Telling Time

I can’t tell time. For ten years I wore digital wristwatches – the cheap kind. Some had timers, others could tell me the time in England if I were to ever travel outside of Ohio and one had a calculator (that was the expensive one – at least $35). Telling time was easy: look down and read the display. They even had a backlight if I was ever in the dark. Then came the pager and suddenly the watch was redundant. And for the next five years my watch was on my belt. Then I got married. Brooke thought I should wear a watch once again, but this time I would get an elegant watch. No more black plastic – this one would be made of metallic silver and decorate my arm. She said that I needed to look sophisticated and the watch was the first step of many to come. So like a paper doll, I bought a new watch and wore it again for the first time in five years. This time it had hands and no numbers. I suggested a compromise. How about one with hands and a digital display? That’s when I realized it wasn’t my choice.

That was ten years ago. And for eight of those years I wore a watch I couldn’t read. Sometimes I’d show up and hour late, other times an hour early, but never on time if I relied on my watch. Some people would ask the time and I’d look at my watch puzzled. “It’s this time”, I’d say, offering them a glance at the silver piece of jewelry hanging from my wrist. Sometimes I’d quickly look at my phone as they looked away to confirm. A watch without numbers was always pointless.

Sometimes the watch battery would die. Still, I’d leave it on my arm for weeks, never noticing until Brooke asked me for the time. During time changes it would go a week or two before I’d finally change it – also usually when Brooke would as for the time. Then came Elena. One of the last things that she learned in kindergarten was how to tell time. And while she too never comprehended the purpose of a watch without numbers, it never prevented her from trying. When we went to the Memphis, her teacher told her to practice telling time. Good thing, because when you’re waiting for your “always late” radiation appointments it’s about the only thing you do. So she and I would practice together – counting each arrow on the face. In time she mastered the hours and I filled in the minutes. She had found her skill and I helped her with mine. Cooperatively we knew the time. We were no longer an hour ahead or an hour behind.
 

Last week my watch battery died once more. This time I noticed immediately. I still can’t tell the time and part of me never wants to. Still the watch hangs from my wrist and serves as a reminder of the way she touched my life. And whether I never change it from eastern daylight time to Eastern Standard Time, each second that clicks by signifies a part of me that never wants to forget. Together we could tell time – just as we could do so many other things as team. I will never buy another watch with numbers – just don’t ask me what time it is.

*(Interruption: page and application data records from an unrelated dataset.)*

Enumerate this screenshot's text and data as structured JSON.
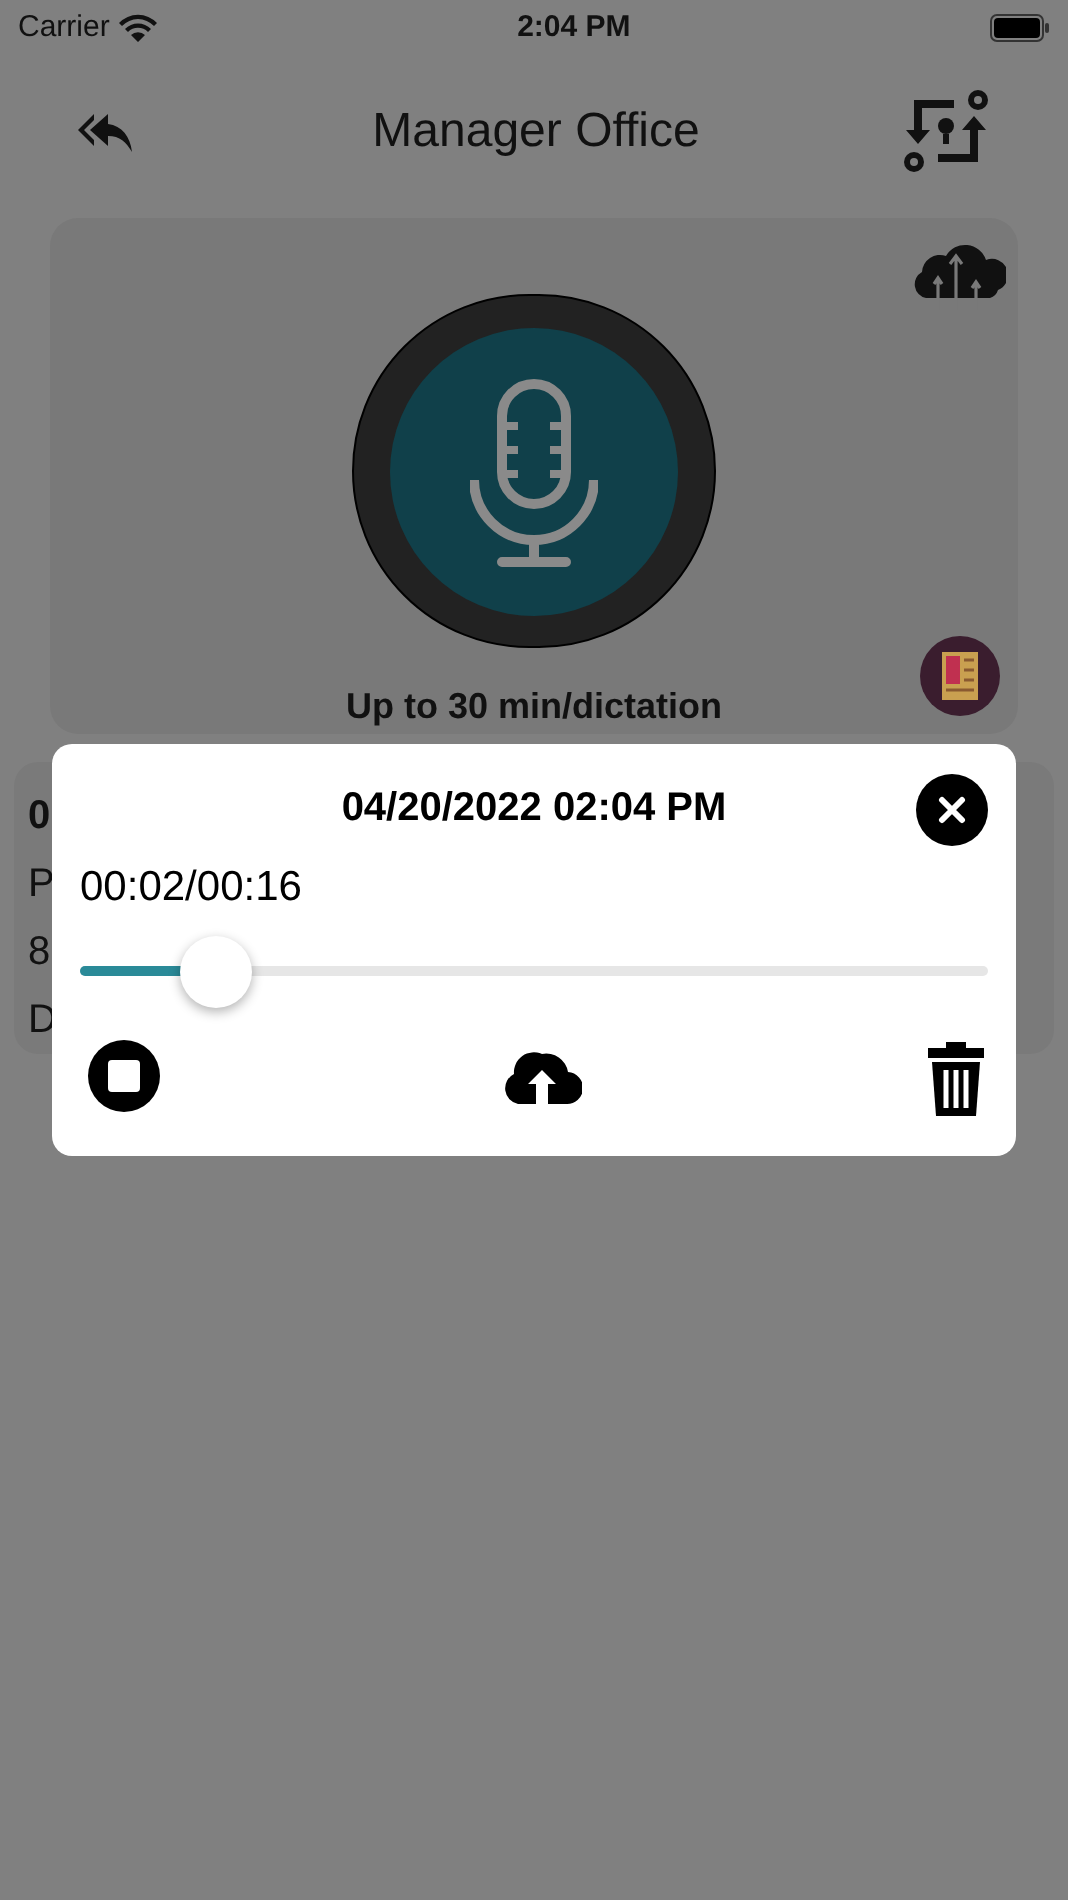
{
  "status_bar": {
    "carrier": "Carrier",
    "time": "2:04 PM"
  },
  "header": {
    "title": "Manager Office"
  },
  "recorder": {
    "caption": "Up to 30 min/dictation"
  },
  "background_card": {
    "lines": [
      {
        "text": "0",
        "bold": true
      },
      {
        "text": "P",
        "bold": false
      },
      {
        "text": "8",
        "bold": false
      },
      {
        "text": "D",
        "bold": false
      }
    ]
  },
  "player": {
    "title": "04/20/2022 02:04 PM",
    "time": "00:02/00:16",
    "level": 0.15
  }
}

4 Responses to “Telling Time”

  1. I am again touched by your words, and I’m sure there are plenty of things that remind you so much of your time with your wonderful lovely girl, Elena. And that will stay….

  2. Ketsia says:

    I too lost my Katie Brooke 8 months ago to a brain tumor. She was 6. The only way for me to keep track of days is through the journal entries each day to her. As for for the hours they fade in and out.

    I find peace in your journal.
    thank you,
    Ketsia

  3. Ana Figueiredo says:

    hello my name is ana, I am 14 years old and I am Portuguese. I first saw the book of Elena in a shopping center. lovely face elena caught my attention and I got the book and began to see him. I saw the pictures and I was totally sad. I was half an hour thumbing through the book .. when my boyfriend got caught by the arm and I show him the book. Even without reading it, I was in love with the smile of elena and my boyfriend gave it to me this Christmas. not have a great time because of studies but at least try to read a few pages every day ..
    I’ll never say that I understand and I regret everything that happened to elena as everyone say. ‘m just a kid, but life also has not been easy for me because of my parents .. Elena is my hero and the greatest lesson that one day gave me.
    I know you have many comments and do not have time to answer all but liked to get a response. (through a translator, excuse the errors)
    kisses

  4. Lani says:

    I have followed Elena’s story for so long. I was thinking of her today and thought I would check the website to see her photo and say a prayer for your family. I didn’t know that you had started journaling again. Thank you for continuing to do this. You offer so much to everyone. God bless.